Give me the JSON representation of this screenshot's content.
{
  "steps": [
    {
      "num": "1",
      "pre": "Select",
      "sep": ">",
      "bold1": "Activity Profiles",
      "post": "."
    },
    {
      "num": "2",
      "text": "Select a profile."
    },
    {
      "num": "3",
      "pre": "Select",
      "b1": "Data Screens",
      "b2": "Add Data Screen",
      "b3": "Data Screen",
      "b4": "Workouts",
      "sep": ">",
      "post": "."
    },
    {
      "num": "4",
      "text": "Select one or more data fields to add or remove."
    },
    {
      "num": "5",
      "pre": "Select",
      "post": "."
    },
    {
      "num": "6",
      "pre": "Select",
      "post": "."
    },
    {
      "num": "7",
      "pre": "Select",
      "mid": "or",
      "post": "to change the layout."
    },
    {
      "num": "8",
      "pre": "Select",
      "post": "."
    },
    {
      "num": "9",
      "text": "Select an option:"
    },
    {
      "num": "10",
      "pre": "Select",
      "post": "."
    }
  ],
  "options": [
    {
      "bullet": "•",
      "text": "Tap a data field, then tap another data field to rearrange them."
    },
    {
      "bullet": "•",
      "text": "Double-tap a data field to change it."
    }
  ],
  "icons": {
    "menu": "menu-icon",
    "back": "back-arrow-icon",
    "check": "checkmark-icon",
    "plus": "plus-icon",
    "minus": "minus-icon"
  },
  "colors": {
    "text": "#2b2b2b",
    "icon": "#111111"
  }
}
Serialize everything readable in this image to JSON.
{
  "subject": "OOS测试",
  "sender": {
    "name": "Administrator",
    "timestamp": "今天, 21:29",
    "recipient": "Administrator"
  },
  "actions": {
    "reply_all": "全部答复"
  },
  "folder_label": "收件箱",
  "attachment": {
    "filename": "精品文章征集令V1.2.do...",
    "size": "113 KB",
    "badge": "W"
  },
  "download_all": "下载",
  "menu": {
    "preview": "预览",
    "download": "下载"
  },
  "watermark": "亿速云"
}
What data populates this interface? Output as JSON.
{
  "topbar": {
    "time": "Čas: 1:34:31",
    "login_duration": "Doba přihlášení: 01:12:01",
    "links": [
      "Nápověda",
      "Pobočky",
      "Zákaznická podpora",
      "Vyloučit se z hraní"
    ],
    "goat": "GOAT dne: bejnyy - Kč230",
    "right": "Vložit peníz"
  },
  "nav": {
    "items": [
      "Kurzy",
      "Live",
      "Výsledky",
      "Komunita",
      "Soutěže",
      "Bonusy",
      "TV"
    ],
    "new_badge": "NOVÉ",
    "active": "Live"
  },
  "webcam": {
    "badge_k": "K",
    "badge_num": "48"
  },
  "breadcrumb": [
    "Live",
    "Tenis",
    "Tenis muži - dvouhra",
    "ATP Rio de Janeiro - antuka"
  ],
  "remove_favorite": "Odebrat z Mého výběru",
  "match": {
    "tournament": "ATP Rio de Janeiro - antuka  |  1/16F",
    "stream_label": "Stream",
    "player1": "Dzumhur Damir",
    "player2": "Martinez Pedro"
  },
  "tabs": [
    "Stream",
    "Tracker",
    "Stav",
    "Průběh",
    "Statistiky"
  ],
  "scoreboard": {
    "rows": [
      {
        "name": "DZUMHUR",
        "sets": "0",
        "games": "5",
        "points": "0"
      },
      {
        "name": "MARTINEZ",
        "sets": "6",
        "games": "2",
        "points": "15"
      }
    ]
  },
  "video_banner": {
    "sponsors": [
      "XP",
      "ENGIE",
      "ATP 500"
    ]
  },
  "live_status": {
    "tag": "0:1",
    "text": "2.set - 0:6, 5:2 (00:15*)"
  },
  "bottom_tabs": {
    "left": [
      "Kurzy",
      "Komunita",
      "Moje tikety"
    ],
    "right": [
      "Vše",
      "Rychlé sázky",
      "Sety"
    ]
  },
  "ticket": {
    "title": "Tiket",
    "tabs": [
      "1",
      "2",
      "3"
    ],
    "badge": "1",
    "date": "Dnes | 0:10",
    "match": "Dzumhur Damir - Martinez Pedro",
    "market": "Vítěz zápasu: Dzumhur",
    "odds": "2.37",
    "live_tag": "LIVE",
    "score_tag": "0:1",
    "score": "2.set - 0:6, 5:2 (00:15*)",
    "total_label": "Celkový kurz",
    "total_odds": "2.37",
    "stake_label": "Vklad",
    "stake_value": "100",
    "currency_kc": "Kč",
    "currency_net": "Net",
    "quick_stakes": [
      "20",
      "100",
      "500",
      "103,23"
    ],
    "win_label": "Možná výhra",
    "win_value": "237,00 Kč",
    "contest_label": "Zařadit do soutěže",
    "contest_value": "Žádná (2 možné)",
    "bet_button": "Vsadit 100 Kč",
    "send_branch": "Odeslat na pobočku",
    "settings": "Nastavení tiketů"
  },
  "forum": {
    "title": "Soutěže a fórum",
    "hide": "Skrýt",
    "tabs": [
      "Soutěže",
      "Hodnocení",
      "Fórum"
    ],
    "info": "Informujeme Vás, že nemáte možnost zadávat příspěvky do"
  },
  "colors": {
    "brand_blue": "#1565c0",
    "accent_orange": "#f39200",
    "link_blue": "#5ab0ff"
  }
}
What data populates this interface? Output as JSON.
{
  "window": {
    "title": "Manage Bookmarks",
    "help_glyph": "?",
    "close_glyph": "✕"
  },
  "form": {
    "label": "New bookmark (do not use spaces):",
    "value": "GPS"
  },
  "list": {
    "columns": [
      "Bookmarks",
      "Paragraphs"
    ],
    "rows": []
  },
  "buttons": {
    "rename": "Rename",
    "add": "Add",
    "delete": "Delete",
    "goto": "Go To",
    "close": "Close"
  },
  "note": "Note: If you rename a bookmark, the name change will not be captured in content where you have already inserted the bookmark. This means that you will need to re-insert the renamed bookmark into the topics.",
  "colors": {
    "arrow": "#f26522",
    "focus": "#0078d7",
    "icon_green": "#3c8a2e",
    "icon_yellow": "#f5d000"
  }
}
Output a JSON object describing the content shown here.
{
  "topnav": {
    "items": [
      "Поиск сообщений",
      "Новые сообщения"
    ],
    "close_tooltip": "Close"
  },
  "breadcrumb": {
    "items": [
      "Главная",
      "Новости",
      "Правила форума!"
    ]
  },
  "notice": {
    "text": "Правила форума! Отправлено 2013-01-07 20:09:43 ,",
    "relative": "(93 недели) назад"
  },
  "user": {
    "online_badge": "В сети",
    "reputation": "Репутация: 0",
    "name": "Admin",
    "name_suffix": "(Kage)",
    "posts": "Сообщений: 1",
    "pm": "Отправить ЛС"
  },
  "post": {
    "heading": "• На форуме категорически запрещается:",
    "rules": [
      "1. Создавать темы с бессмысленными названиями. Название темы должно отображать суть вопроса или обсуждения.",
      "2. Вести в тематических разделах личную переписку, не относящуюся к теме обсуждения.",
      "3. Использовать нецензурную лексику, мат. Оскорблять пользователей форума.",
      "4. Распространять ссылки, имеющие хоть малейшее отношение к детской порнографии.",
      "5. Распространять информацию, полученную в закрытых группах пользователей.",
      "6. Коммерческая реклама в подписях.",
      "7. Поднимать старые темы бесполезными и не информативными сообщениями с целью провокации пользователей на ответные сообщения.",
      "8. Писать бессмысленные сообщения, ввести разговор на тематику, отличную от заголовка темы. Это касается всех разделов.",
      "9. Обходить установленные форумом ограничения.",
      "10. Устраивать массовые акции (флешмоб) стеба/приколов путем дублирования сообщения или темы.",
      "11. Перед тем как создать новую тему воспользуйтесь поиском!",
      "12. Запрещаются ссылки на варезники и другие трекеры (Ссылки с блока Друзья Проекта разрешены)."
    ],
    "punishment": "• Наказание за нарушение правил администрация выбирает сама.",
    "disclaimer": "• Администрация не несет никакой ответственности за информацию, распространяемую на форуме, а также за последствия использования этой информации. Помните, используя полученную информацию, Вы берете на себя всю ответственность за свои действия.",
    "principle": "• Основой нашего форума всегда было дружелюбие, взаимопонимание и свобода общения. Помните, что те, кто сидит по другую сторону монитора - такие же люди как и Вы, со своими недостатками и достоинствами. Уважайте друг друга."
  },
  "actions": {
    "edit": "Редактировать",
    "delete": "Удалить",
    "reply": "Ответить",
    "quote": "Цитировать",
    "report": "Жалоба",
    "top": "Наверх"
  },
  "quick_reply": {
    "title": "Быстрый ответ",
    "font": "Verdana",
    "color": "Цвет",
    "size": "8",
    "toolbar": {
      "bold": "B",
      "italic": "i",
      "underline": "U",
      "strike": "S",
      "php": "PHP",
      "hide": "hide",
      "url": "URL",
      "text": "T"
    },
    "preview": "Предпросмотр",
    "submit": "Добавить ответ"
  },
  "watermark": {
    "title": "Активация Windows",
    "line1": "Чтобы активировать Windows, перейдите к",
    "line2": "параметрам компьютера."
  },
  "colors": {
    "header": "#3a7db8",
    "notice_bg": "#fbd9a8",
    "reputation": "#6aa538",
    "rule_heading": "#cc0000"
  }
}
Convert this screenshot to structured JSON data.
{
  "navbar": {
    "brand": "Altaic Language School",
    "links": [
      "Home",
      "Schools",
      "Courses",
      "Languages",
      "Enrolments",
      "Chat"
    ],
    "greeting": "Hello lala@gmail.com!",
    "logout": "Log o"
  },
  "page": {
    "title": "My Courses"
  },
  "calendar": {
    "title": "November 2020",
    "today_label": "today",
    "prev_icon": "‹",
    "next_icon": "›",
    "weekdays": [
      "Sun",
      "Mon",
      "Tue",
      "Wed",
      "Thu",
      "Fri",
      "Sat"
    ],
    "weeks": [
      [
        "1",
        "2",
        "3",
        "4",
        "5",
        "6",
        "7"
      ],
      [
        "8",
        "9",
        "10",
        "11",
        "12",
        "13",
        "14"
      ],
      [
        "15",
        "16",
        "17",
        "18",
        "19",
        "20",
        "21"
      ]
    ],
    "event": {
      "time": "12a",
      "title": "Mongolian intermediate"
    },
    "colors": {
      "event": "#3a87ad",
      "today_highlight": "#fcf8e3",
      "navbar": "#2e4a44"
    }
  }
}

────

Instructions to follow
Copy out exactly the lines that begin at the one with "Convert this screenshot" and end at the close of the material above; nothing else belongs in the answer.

Exercise answer
Convert this screenshot to structured JSON data.
{
  "navbar": {
    "brand": "Altaic Language School",
    "links": [
      "Home",
      "Schools",
      "Courses",
      "Languages",
      "Enrolments",
      "Chat"
    ],
    "greeting": "Hello lala@gmail.com!",
    "logout": "Log o"
  },
  "page": {
    "title": "My Courses"
  },
  "calendar": {
    "title": "November 2020",
    "today_label": "today",
    "prev_icon": "‹",
    "next_icon": "›",
    "weekdays": [
      "Sun",
      "Mon",
      "Tue",
      "Wed",
      "Thu",
      "Fri",
      "Sat"
    ],
    "weeks": [
      [
        "1",
        "2",
        "3",
        "4",
        "5",
        "6",
        "7"
      ],
      [
        "8",
        "9",
        "10",
        "11",
        "12",
        "13",
        "14"
      ],
      [
        "15",
        "16",
        "17",
        "18",
        "19",
        "20",
        "21"
      ]
    ],
    "event": {
      "time": "12a",
      "title": "Mongolian intermediate"
    },
    "colors": {
      "event": "#3a87ad",
      "today_highlight": "#fcf8e3",
      "navbar": "#2e4a44"
    }
  }
}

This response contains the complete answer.